Category: The Politics of Scripture

Our political theology is strengthened by trusting that the words of the Son of Man are a fleshly restatement of what is divinely just and good and holy and lovely. Because Christ has come and his presence is with us, God’s words are even more accessible to us.

The Politics of Scripture

The weighty and earnest words of Deuteronomy ring out with welcome clarity in a time of partisan wrangling and division. God cuts to the chase, gets right to the bottom line, and calls out what is important—an invitation to a covenant for the common good.

The Politics of Scripture

Embodying the best of the prophetic tradition, the text encourages us to consider that religion, in fact, does have functions: liberation, feeding the hungry, inviting vulnerable strangers into our homes, and undoing injustice.

The Politics of Scripture

The prophets serve as God’s messengers, both as conduit of information between people, as well as serving as forerunners, preparing the way for God’s will to occur in the world.

The Politics of Scripture

In following Jesus, they would break the chains of doing things the way they were always done, and they would have a chance to form a new community. But they were to leave behind all the comfort and security.

The Politics of Scripture

The trouble in American Evangelicalism and in Christianity more broadly, is that standing face-to-face with our Messiah, we find ourselves at a loss of how to serve. What does it mean to be a follower of Jesus? What, beyond the instinctive sense that we are to follow Christ, does it mean to follow? What are we looking for?

The Politics of Scripture

Biblical stories about baptism are connected to, but also at odds with, historical theology about baptism as well as the current liturgical practices of baptism. Reading Matthew’s account of Jesus’ baptism together with contemporary theologies offers a glimpse of the radical solidarity of Jesus.

*This post originally appeared on the Politics of Scripture January 2, 2017.

The Politics of Scripture

Matthew’s careful quotation of Isaiah 60 urges us to perceive that the birth of the poor, brown boy in a back corner of the Roman empire was the dawning of God’s glory upon humanity. Let us, then, celebrate—not with fear and self-preservation, but with confident investment in human flourishing.

The Politics of Scripture

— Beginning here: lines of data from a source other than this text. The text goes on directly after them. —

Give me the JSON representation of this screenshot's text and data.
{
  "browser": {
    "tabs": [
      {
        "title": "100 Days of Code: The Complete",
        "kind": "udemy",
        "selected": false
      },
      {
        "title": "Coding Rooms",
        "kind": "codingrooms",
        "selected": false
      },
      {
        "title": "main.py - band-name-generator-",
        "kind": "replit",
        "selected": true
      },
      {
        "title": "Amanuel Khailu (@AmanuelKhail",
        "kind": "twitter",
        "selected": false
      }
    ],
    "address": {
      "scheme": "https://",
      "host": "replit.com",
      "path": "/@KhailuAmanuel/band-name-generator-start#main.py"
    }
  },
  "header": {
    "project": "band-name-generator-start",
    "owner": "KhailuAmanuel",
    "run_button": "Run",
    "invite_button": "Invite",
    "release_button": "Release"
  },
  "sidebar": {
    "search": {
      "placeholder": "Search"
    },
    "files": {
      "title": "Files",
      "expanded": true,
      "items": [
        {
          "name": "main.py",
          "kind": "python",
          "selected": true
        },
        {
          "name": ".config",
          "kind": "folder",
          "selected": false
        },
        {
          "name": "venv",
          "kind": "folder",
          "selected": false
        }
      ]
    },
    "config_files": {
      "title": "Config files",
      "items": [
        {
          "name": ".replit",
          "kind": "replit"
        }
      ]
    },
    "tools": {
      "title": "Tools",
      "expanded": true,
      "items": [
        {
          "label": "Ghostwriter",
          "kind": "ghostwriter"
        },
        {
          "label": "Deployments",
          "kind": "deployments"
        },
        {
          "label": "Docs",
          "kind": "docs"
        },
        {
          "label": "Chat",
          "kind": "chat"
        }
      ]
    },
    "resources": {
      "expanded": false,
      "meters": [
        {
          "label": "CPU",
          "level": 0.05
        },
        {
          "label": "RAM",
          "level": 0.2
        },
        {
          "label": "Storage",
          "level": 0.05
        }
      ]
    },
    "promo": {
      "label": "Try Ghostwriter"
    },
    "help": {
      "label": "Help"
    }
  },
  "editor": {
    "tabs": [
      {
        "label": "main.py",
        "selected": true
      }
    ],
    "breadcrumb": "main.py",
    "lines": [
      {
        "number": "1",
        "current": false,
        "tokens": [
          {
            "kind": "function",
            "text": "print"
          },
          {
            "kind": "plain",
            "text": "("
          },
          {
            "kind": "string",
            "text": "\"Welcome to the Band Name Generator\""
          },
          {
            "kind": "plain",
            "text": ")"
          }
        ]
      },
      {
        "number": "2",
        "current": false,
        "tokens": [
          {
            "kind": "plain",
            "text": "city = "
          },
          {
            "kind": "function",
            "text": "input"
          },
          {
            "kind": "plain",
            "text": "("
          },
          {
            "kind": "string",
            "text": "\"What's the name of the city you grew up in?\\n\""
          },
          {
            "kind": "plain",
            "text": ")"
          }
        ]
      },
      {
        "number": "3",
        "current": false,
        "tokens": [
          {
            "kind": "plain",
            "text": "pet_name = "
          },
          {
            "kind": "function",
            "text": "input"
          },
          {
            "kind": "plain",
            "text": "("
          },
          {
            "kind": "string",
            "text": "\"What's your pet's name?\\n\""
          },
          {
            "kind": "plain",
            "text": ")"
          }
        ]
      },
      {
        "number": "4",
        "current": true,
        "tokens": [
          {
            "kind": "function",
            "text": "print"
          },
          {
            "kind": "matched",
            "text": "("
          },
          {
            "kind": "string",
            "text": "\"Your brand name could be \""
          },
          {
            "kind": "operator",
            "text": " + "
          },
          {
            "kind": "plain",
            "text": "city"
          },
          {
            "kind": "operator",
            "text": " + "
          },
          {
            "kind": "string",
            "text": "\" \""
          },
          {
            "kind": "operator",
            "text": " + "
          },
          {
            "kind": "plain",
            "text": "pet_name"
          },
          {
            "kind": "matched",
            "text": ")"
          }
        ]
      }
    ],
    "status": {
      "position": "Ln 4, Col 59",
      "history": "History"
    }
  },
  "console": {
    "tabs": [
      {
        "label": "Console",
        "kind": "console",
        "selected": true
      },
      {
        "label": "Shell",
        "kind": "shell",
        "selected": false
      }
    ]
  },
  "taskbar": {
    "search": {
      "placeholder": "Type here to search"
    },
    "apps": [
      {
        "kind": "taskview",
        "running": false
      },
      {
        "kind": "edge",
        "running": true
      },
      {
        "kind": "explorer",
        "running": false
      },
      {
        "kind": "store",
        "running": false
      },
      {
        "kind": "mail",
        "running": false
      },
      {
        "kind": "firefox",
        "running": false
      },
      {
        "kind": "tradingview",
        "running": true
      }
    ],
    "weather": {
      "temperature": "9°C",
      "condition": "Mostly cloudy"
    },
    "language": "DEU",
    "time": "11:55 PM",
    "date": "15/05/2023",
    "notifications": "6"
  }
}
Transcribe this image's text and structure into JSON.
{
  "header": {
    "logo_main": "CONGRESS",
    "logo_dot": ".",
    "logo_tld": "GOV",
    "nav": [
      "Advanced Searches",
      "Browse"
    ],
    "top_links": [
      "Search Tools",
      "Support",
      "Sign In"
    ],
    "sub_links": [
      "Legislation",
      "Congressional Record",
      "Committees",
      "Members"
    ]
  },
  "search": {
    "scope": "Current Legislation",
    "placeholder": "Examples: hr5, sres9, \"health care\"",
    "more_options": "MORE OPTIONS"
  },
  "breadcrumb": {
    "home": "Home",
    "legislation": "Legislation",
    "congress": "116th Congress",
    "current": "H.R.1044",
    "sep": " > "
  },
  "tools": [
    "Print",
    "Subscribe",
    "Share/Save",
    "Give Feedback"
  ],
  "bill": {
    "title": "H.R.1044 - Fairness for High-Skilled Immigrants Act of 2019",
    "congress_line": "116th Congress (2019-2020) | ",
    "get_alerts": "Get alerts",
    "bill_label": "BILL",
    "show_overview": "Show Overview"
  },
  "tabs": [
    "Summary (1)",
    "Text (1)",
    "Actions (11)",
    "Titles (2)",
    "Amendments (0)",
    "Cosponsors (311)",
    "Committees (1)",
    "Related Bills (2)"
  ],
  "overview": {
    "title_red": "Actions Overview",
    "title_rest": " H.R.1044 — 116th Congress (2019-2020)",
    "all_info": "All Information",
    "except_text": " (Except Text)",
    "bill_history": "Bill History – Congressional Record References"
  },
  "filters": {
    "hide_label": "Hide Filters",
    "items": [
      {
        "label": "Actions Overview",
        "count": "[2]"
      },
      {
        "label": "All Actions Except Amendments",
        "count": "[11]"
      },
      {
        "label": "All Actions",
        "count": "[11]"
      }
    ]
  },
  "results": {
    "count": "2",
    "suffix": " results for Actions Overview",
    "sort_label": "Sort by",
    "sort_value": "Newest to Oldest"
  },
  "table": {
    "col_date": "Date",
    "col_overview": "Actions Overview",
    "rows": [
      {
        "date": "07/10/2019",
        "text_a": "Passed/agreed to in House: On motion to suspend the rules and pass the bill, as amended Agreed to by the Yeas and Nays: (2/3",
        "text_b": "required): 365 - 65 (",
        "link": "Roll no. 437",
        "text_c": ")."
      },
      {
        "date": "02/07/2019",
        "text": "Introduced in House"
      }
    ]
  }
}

We must develop strategies to resist the political deployment of the image of the innocent victim as a tool of further oppression and we must seek to mobilize the image of the innocent victim towards the end of emancipation and liberation.

The Politics of Scripture
God Finds a Way

Joseph knows that this situation with Mary is not about legalities, or honor or shame or what other people may think or say; it is about God bringing Christ to the world. All that matters is God’s call. Joseph honors Mary, and their marriage, this family, as the opportunity God has created to bring hope, salvation to all the world.

The Politics of Scripture

“Can’t the disadvantaged be advantaged without disadvantaging us? Does their uplift necessarily have to entail our own loss?”

The Politics of Scripture

The greatest potential implication of Isaiah 11:1–10 lies in the way it disrupts our expectations of justice, equality, and peace by framing of our narratives of the perfect society and unsullied nature. Rather than Utopia, the passage offers us a vision of a perfectly imperfect world order in absolute harmony.

The Politics of Scripture